Apart from being safe and secure, cloud provides elasticity and scalability. Daily / seasonal peaks and troughs in workload create a sudden increased demand on the system. Instead of spending budget on additional permanent infrastructure capacity to handle a constant yet temporary workload, this is a good opportunity to use an elastic solution. The additional infrastructure to handle the increased volume is only used in as pay-as-you-grow model and then ‘shrinks’ back to a lower capacity for the remainder of the duration. One of the largest chain of hospitals happens to be our client and they have effectively utilised the clouds elasticity for their benefit. Their IT infrastructure experiences peak volumes every morning and evening and on weekends and the clouds elasticity helps them manage their infrastructure without manual intervention. It scales up when the demand is high and scales down when the demand reduces.
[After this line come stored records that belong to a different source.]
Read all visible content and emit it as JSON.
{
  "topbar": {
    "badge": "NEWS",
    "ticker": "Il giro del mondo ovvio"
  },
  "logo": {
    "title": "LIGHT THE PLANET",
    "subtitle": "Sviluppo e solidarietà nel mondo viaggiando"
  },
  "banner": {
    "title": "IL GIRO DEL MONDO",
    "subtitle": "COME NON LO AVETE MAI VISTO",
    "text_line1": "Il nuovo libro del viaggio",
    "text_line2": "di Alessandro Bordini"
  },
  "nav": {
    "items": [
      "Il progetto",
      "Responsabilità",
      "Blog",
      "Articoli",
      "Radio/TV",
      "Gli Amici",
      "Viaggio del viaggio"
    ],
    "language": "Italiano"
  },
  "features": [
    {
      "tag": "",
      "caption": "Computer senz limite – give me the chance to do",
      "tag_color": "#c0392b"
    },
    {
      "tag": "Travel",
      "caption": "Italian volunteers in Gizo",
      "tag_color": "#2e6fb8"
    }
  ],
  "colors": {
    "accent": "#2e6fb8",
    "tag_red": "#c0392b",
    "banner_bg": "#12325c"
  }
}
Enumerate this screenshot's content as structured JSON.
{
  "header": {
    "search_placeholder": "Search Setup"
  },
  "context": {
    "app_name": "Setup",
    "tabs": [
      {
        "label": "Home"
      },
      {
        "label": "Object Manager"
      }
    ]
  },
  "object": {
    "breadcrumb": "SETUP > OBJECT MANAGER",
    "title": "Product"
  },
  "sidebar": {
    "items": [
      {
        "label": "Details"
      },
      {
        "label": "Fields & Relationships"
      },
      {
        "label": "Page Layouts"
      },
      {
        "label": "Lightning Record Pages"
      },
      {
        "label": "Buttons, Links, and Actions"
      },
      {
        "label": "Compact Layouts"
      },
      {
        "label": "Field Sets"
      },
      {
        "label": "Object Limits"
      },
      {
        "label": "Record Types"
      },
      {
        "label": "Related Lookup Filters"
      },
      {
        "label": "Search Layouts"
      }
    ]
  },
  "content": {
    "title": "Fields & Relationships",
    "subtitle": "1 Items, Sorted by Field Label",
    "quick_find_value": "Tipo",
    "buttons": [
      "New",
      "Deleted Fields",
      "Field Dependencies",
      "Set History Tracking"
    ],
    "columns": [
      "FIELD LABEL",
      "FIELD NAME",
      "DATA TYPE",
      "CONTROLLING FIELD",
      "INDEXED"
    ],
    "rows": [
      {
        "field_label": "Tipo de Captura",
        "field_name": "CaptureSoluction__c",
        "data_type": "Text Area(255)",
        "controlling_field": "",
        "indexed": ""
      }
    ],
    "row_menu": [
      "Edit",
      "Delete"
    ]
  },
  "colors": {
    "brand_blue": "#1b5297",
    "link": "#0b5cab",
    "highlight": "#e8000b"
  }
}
Other features and functionalities of cloud, for e.g. storage and networking, provide connectivity, mobility and accessibility to information. This drives collaboration and faster sharing of information over a secured network. One of our clients is a leading pharmaceutical company and hosts a patient management system on cloud. Through this application client manages the distribution and administration of insulin pen, sending real-time alerts to patients and reminders for refills.
In a nutshell, through a pay per use model, cloud provides a cost effective and efficient way of utilising the best technologies which would otherwise be very expensive, due to high capital expenditure involved in procuring them. Advanced technologies like artificial intelligence, machine learning, Internet of things are all available on a cloud platform and are easy to use unlike the traditional methods. These advanced technologies have the potential to drive a new wave in healthcare industry that of preventive healthcare. These systems if used appropriately have the ability to predict future health outcomes and present an opportunity to mitigate them even before you are infected or affected. Healthcare community has a wonderful opportunity to promote healthy and happy living by providing preventive healthcare through the use of technology, especially cloud.
“An ounce of prevention is better than a pound of cure.”